(WHAT THE TASK REQUIRES):
Copy out the full listing exactly, omitting any picture it contains.

(TASK MATERIAL):
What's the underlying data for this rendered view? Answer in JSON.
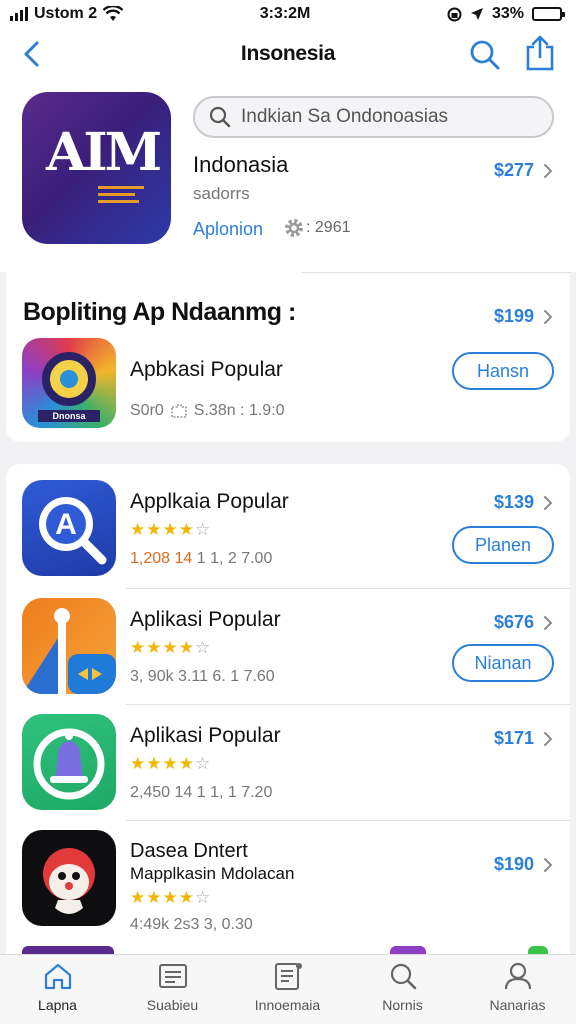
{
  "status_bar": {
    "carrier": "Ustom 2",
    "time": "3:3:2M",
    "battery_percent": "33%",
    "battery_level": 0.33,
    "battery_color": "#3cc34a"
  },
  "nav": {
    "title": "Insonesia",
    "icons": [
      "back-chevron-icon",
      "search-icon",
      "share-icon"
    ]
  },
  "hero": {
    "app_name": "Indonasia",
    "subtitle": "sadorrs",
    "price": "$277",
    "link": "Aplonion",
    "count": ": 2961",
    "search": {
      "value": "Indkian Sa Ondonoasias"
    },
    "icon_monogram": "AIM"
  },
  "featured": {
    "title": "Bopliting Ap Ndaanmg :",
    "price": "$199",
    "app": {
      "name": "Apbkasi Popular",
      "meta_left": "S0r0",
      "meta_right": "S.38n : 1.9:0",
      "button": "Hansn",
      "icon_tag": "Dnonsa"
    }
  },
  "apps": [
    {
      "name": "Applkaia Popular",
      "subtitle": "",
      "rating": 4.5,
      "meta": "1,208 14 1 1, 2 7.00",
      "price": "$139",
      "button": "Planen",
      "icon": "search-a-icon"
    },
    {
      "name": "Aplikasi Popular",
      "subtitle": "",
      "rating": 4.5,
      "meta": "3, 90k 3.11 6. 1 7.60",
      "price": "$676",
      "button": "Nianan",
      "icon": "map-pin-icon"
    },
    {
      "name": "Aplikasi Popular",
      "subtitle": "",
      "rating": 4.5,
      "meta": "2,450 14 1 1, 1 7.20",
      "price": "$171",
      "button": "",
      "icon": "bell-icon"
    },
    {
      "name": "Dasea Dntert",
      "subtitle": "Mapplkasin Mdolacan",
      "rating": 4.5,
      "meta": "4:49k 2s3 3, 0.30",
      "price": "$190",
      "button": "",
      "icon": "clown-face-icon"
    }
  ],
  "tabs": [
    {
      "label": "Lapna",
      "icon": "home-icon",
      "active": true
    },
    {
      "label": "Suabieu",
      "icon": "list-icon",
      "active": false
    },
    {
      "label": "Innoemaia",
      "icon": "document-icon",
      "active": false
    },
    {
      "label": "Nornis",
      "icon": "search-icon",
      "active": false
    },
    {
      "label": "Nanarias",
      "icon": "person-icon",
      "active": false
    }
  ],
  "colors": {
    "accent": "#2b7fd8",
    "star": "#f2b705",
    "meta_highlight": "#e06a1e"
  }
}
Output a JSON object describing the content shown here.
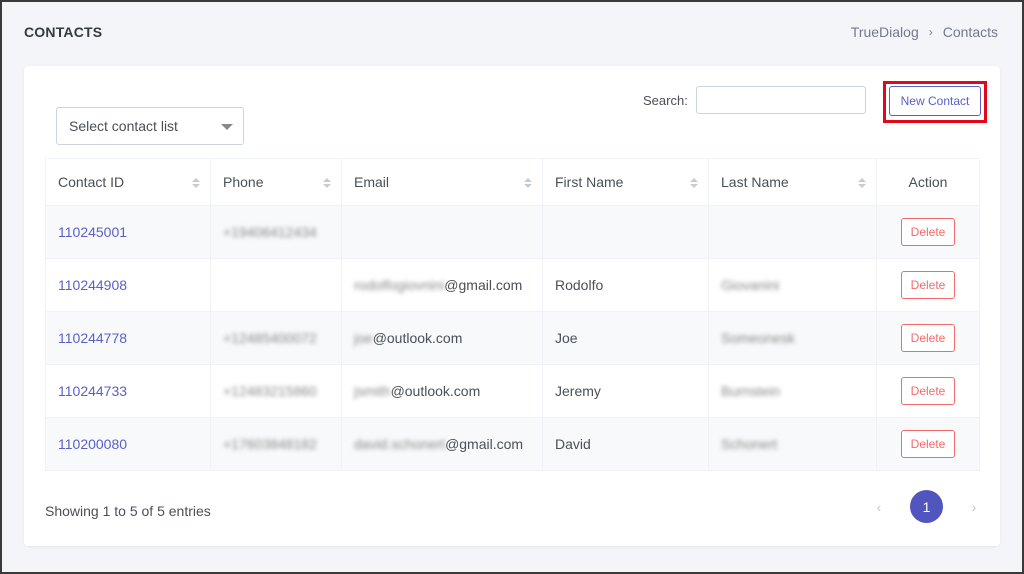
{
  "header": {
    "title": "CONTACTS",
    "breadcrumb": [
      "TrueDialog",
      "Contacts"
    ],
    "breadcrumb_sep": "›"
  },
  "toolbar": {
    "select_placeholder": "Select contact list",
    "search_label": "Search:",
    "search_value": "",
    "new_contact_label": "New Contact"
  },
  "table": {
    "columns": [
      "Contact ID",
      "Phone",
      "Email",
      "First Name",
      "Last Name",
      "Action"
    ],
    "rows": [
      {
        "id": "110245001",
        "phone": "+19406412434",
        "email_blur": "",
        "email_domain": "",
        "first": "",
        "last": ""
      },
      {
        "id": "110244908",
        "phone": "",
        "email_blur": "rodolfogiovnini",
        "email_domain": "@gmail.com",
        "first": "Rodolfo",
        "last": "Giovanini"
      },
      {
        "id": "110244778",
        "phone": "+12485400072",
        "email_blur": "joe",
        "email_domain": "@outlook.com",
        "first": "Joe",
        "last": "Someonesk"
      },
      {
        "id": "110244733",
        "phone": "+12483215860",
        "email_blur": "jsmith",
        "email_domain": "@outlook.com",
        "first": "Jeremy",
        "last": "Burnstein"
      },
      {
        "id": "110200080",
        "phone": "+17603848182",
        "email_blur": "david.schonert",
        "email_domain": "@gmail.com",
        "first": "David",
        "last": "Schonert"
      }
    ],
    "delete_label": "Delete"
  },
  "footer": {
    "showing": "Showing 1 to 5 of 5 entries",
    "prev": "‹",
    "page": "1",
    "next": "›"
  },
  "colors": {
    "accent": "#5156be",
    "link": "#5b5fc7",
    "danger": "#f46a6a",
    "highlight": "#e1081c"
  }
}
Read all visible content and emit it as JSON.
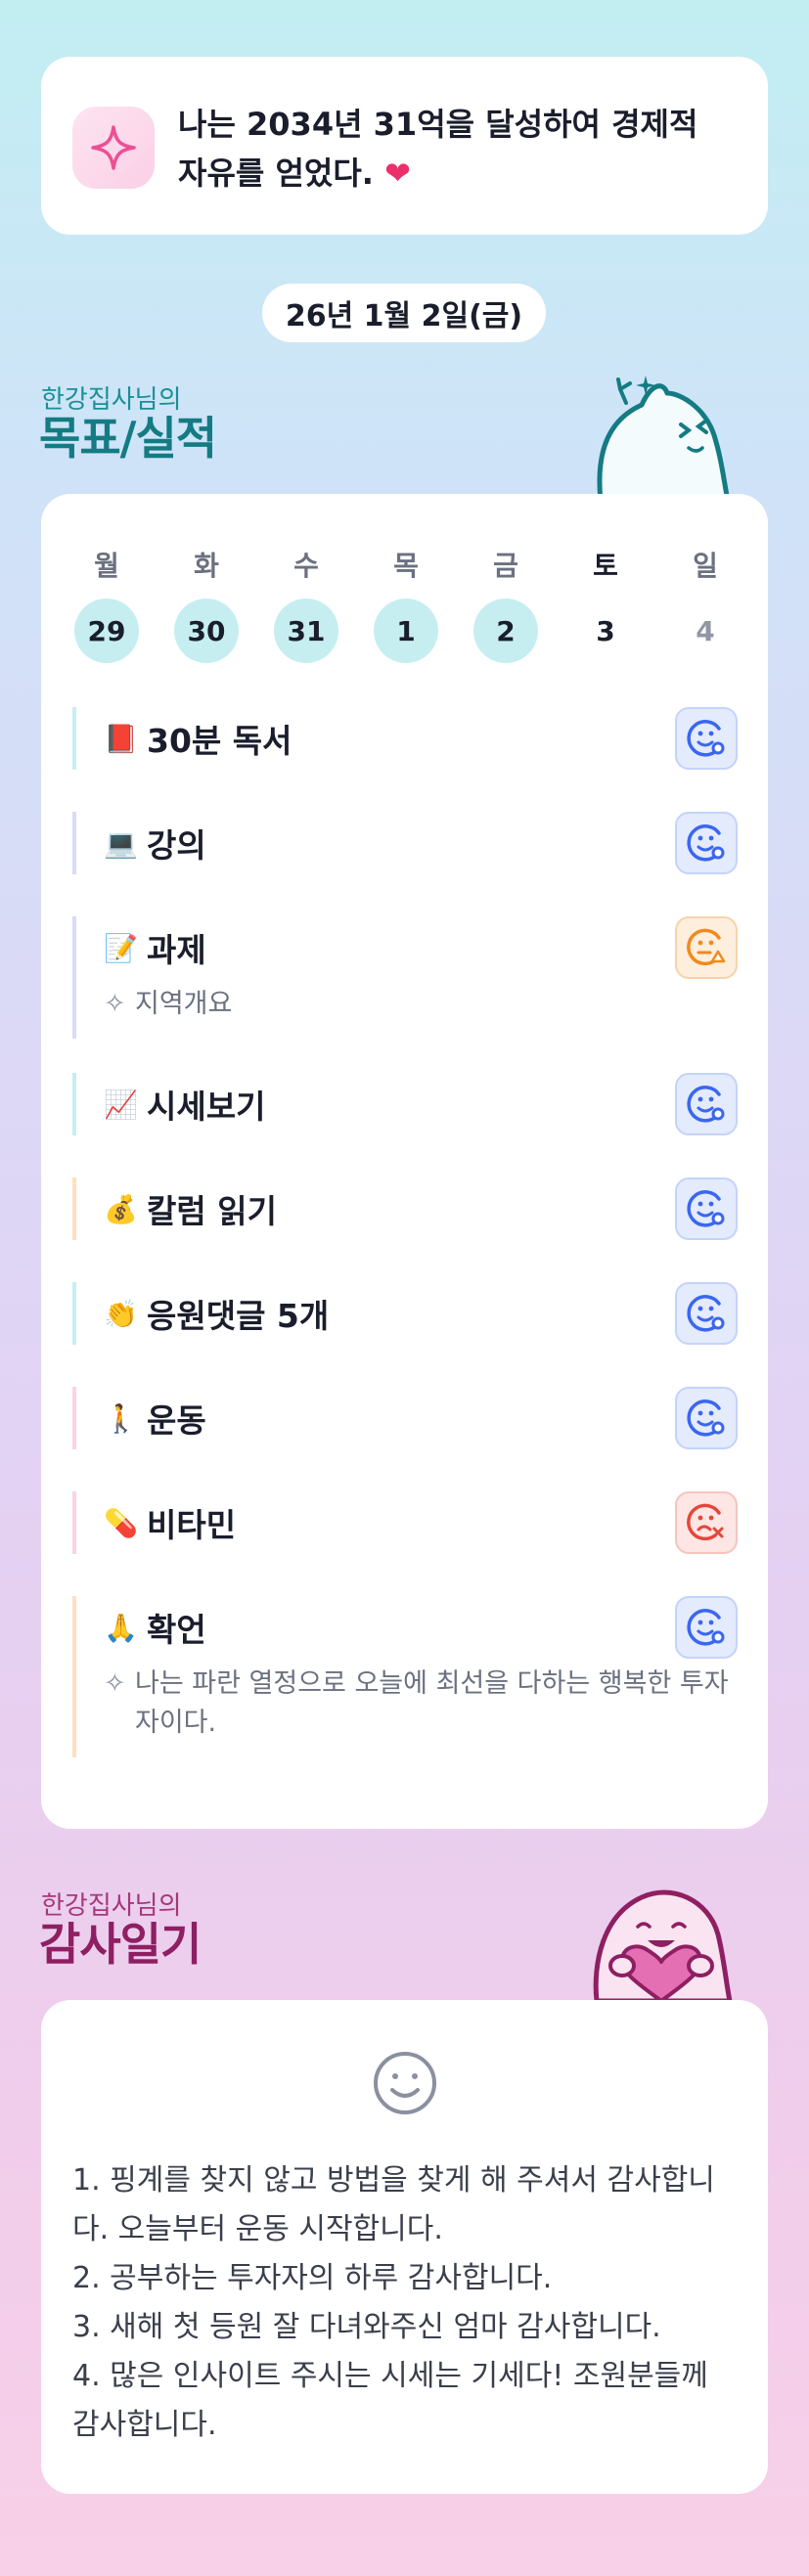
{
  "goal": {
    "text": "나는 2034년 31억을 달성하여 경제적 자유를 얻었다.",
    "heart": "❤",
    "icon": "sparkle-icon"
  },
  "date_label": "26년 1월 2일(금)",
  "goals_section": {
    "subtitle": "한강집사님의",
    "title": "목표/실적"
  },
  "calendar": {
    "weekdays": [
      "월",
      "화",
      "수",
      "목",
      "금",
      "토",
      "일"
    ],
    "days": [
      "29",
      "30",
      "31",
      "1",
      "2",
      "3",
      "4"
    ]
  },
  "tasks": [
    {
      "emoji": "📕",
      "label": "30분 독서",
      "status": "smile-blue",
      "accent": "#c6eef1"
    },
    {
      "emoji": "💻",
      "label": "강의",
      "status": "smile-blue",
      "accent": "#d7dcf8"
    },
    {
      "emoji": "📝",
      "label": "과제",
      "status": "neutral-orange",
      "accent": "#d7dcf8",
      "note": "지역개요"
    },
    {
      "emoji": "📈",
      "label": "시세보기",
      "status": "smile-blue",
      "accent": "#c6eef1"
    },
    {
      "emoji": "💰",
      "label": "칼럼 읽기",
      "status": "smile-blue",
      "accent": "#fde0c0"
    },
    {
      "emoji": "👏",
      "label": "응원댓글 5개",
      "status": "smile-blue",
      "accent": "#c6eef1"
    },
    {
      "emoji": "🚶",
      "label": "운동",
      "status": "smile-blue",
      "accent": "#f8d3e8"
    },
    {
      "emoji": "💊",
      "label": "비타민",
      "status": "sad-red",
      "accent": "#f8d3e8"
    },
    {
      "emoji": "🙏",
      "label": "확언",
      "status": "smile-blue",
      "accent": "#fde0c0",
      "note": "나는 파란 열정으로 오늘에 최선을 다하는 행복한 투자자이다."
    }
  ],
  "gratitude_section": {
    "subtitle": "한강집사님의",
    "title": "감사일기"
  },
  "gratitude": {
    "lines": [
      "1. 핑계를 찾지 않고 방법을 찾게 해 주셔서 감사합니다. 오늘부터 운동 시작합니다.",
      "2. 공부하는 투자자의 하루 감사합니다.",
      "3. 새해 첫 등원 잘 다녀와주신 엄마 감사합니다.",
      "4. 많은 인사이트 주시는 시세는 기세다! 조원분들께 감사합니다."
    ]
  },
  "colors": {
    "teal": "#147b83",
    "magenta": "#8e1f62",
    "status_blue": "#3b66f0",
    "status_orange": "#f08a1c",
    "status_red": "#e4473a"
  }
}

(RESPONSE):
What's the underlying data for this rendered view? Answer in JSON.
{
  "status_bar": {
    "carrier": "Ustom 2",
    "time": "3:3:2M",
    "battery_percent": "33%",
    "battery_level": 0.33,
    "battery_color": "#3cc34a"
  },
  "nav": {
    "title": "Insonesia",
    "icons": [
      "back-chevron-icon",
      "search-icon",
      "share-icon"
    ]
  },
  "hero": {
    "app_name": "Indonasia",
    "subtitle": "sadorrs",
    "price": "$277",
    "link": "Aplonion",
    "count": ": 2961",
    "search": {
      "value": "Indkian Sa Ondonoasias"
    },
    "icon_monogram": "AIM"
  },
  "featured": {
    "title": "Bopliting Ap Ndaanmg :",
    "price": "$199",
    "app": {
      "name": "Apbkasi Popular",
      "meta_left": "S0r0",
      "meta_right": "S.38n : 1.9:0",
      "button": "Hansn",
      "icon_tag": "Dnonsa"
    }
  },
  "apps": [
    {
      "name": "Applkaia Popular",
      "subtitle": "",
      "rating": 4.5,
      "meta": "1,208 14 1 1, 2 7.00",
      "price": "$139",
      "button": "Planen",
      "icon": "search-a-icon"
    },
    {
      "name": "Aplikasi Popular",
      "subtitle": "",
      "rating": 4.5,
      "meta": "3, 90k 3.11 6. 1 7.60",
      "price": "$676",
      "button": "Nianan",
      "icon": "map-pin-icon"
    },
    {
      "name": "Aplikasi Popular",
      "subtitle": "",
      "rating": 4.5,
      "meta": "2,450 14 1 1, 1 7.20",
      "price": "$171",
      "button": "",
      "icon": "bell-icon"
    },
    {
      "name": "Dasea Dntert",
      "subtitle": "Mapplkasin Mdolacan",
      "rating": 4.5,
      "meta": "4:49k 2s3 3, 0.30",
      "price": "$190",
      "button": "",
      "icon": "clown-face-icon"
    }
  ],
  "tabs": [
    {
      "label": "Lapna",
      "icon": "home-icon",
      "active": true
    },
    {
      "label": "Suabieu",
      "icon": "list-icon",
      "active": false
    },
    {
      "label": "Innoemaia",
      "icon": "document-icon",
      "active": false
    },
    {
      "label": "Nornis",
      "icon": "search-icon",
      "active": false
    },
    {
      "label": "Nanarias",
      "icon": "person-icon",
      "active": false
    }
  ],
  "colors": {
    "accent": "#2b7fd8",
    "star": "#f2b705",
    "meta_highlight": "#e06a1e"
  }
}
Output a JSON object describing the content shown here.
{
  "header": {
    "title": "CONTACTS",
    "breadcrumb": [
      "TrueDialog",
      "Contacts"
    ],
    "breadcrumb_sep": "›"
  },
  "toolbar": {
    "select_placeholder": "Select contact list",
    "search_label": "Search:",
    "search_value": "",
    "new_contact_label": "New Contact"
  },
  "table": {
    "columns": [
      "Contact ID",
      "Phone",
      "Email",
      "First Name",
      "Last Name",
      "Action"
    ],
    "rows": [
      {
        "id": "110245001",
        "phone": "+19406412434",
        "email_blur": "",
        "email_domain": "",
        "first": "",
        "last": ""
      },
      {
        "id": "110244908",
        "phone": "",
        "email_blur": "rodolfogiovnini",
        "email_domain": "@gmail.com",
        "first": "Rodolfo",
        "last": "Giovanini"
      },
      {
        "id": "110244778",
        "phone": "+12485400072",
        "email_blur": "joe",
        "email_domain": "@outlook.com",
        "first": "Joe",
        "last": "Someonesk"
      },
      {
        "id": "110244733",
        "phone": "+12483215860",
        "email_blur": "jsmith",
        "email_domain": "@outlook.com",
        "first": "Jeremy",
        "last": "Burnstein"
      },
      {
        "id": "110200080",
        "phone": "+17603848182",
        "email_blur": "david.schonert",
        "email_domain": "@gmail.com",
        "first": "David",
        "last": "Schonert"
      }
    ],
    "delete_label": "Delete"
  },
  "footer": {
    "showing": "Showing 1 to 5 of 5 entries",
    "prev": "‹",
    "page": "1",
    "next": "›"
  },
  "colors": {
    "accent": "#5156be",
    "link": "#5b5fc7",
    "danger": "#f46a6a",
    "highlight": "#e1081c"
  }
}
Read all visible content and emit it as JSON.
{
  "goal": {
    "text": "나는 2034년 31억을 달성하여 경제적 자유를 얻었다.",
    "heart": "❤",
    "icon": "sparkle-icon"
  },
  "date_label": "26년 1월 2일(금)",
  "goals_section": {
    "subtitle": "한강집사님의",
    "title": "목표/실적"
  },
  "calendar": {
    "weekdays": [
      "월",
      "화",
      "수",
      "목",
      "금",
      "토",
      "일"
    ],
    "days": [
      "29",
      "30",
      "31",
      "1",
      "2",
      "3",
      "4"
    ]
  },
  "tasks": [
    {
      "emoji": "📕",
      "label": "30분 독서",
      "status": "smile-blue",
      "accent": "#c6eef1"
    },
    {
      "emoji": "💻",
      "label": "강의",
      "status": "smile-blue",
      "accent": "#d7dcf8"
    },
    {
      "emoji": "📝",
      "label": "과제",
      "status": "neutral-orange",
      "accent": "#d7dcf8",
      "note": "지역개요"
    },
    {
      "emoji": "📈",
      "label": "시세보기",
      "status": "smile-blue",
      "accent": "#c6eef1"
    },
    {
      "emoji": "💰",
      "label": "칼럼 읽기",
      "status": "smile-blue",
      "accent": "#fde0c0"
    },
    {
      "emoji": "👏",
      "label": "응원댓글 5개",
      "status": "smile-blue",
      "accent": "#c6eef1"
    },
    {
      "emoji": "🚶",
      "label": "운동",
      "status": "smile-blue",
      "accent": "#f8d3e8"
    },
    {
      "emoji": "💊",
      "label": "비타민",
      "status": "sad-red",
      "accent": "#f8d3e8"
    },
    {
      "emoji": "🙏",
      "label": "확언",
      "status": "smile-blue",
      "accent": "#fde0c0",
      "note": "나는 파란 열정으로 오늘에 최선을 다하는 행복한 투자자이다."
    }
  ],
  "gratitude_section": {
    "subtitle": "한강집사님의",
    "title": "감사일기"
  },
  "gratitude": {
    "lines": [
      "1. 핑계를 찾지 않고 방법을 찾게 해 주셔서 감사합니다. 오늘부터 운동 시작합니다.",
      "2. 공부하는 투자자의 하루 감사합니다.",
      "3. 새해 첫 등원 잘 다녀와주신 엄마 감사합니다.",
      "4. 많은 인사이트 주시는 시세는 기세다! 조원분들께 감사합니다."
    ]
  },
  "colors": {
    "teal": "#147b83",
    "magenta": "#8e1f62",
    "status_blue": "#3b66f0",
    "status_orange": "#f08a1c",
    "status_red": "#e4473a"
  }
}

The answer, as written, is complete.